On that note, rounding out the cast are Josh Duhamel as Russ Faria’s attorney, Joel Schwartz, and Judy Greer as Lincoln County prosecutor Leah Askey.

To transform into Hupp, Zellweger relied on prosthetics, wigs and makeup, which took two to four hours to apply. Performing in a so-called “fat suit” was a skill Zellweger previously hadn’t possessed, but losing herself in someone else’s physicality opened the actress up to the character. “I think all actors agree that that’s a part of your toolkit that makes it easier to achieve what it is that you’re trying to, in terms of telling someone else’s story,” she says. “The further you are away from yourself, the safer you feel to explore.”

Zellweger found that despite playing a lesser-known real-life person, the pressure of nailing Hupp’s essence was on par with playing the iconic Judy Garland in the award-winning film Judy.

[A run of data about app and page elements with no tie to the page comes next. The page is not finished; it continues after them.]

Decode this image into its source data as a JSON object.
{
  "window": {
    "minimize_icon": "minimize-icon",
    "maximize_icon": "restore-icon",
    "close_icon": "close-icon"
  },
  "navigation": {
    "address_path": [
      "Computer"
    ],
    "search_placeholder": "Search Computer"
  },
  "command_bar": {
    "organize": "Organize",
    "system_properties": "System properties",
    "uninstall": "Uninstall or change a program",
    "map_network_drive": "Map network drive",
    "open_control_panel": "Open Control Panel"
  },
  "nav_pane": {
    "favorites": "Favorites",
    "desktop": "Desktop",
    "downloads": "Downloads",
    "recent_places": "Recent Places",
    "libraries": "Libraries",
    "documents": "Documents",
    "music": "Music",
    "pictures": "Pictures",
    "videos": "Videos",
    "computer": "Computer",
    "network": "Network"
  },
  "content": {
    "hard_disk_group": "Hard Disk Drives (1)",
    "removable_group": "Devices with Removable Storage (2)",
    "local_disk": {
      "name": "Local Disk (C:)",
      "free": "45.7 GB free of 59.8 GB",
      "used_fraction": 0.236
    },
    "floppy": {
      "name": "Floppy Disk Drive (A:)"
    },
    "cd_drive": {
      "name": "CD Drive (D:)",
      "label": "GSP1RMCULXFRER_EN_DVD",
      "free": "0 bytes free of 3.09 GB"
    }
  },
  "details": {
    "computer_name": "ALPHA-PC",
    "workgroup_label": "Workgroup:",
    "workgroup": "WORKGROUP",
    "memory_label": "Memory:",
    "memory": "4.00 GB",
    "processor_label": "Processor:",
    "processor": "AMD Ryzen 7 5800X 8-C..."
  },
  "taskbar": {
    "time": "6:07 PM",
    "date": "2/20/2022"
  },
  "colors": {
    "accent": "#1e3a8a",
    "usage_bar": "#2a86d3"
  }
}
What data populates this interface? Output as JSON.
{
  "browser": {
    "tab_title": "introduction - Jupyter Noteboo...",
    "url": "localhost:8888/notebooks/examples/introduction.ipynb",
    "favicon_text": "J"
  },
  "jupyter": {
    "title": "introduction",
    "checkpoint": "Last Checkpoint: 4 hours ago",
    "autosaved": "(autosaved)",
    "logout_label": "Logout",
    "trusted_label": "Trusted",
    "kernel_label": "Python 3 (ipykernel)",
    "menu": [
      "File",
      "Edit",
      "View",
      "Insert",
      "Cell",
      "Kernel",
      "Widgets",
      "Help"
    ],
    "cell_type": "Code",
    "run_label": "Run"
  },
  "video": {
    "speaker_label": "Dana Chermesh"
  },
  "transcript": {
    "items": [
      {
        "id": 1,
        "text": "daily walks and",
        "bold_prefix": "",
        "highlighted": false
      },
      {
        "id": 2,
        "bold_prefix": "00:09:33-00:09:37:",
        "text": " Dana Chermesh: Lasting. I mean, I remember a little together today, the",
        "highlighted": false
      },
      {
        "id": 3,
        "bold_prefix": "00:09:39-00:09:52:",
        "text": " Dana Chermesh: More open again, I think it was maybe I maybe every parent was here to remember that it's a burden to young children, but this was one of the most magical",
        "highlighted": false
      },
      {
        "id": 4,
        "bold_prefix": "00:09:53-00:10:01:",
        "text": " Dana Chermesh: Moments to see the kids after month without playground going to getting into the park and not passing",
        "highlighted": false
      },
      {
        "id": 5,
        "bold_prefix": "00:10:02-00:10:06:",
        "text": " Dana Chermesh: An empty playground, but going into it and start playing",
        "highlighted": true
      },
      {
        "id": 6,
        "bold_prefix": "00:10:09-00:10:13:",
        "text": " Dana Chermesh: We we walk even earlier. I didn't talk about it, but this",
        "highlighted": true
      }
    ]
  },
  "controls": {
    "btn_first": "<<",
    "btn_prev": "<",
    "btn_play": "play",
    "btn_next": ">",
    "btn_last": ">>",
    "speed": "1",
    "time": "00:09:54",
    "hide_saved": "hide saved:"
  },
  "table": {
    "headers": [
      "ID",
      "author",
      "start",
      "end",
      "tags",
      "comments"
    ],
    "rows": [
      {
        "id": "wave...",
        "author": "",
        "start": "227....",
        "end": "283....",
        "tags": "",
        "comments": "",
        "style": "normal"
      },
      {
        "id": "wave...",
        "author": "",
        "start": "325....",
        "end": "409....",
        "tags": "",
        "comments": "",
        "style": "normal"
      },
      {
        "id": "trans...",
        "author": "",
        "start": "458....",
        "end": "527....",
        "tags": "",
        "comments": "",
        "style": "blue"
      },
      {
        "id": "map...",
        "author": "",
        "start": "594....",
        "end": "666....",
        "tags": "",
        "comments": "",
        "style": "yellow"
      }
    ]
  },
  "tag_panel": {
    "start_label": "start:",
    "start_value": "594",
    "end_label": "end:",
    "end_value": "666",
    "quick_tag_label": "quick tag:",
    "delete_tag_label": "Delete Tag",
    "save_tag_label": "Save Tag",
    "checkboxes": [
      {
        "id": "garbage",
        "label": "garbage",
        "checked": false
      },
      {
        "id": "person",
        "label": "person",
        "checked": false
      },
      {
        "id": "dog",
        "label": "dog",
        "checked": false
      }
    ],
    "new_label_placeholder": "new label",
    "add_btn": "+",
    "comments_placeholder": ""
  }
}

Hupp’s voice, in particular, seemed to elude Zellweger for the longest time. “I was listening to accents from the regions that she had grown up in, and where she lived, and, boy, [Hupp’s accent was] very unique to Pam,” the actress explains. “It’s not necessarily regional. She has a lot of colloquialisms that are uniquely hers. I just listened to it on repeat, really. And I had her voice and my voice notes, and different sentences that would trigger it, and put me in the right cadence for the day.”

Where Klein and the creators were able to really have some fun—if murder can be considered amusing—is in the tone of their adaptation, which evokes memories of Desperate Housewives. “A lot of the absurdity comes from Pam herself,” Klein muses. “You have this story that’s so tragic and disturbing, and then, on the other side of the very same coin, you have these absurd details that Pam really did or said. I’ve never seen a character like Pam, who’s just completely unfazed when caught in a lie, and changing her story. It almost creates a game for the viewer, where they’re the only ones tracking Pam’s lies through her world because they’re the only ones taking in the show, as a whole.”

Indeed, what makes Hupp’s story stand out is in part the combination of humour and horror. “There’s this palpable strangeness,” says Klein. “It’s a true crime story that, in some ways, won’t leave you feeling depressed, but will keep you on the edge of your seat because there’s so many twists and turns.” Yet what Klein wants the viewer to remember is that, absurd or not, at the centre of Hupp’s saga is a real-life atrocity. “You want [viewers] to be able to recognize the absurdity when it’s taking place. But—and it sounds so simple—you also want people to feel heartbroken.” 

The Thing About Pam airs Tuesdays at 10:01 p.m. on Global & NBC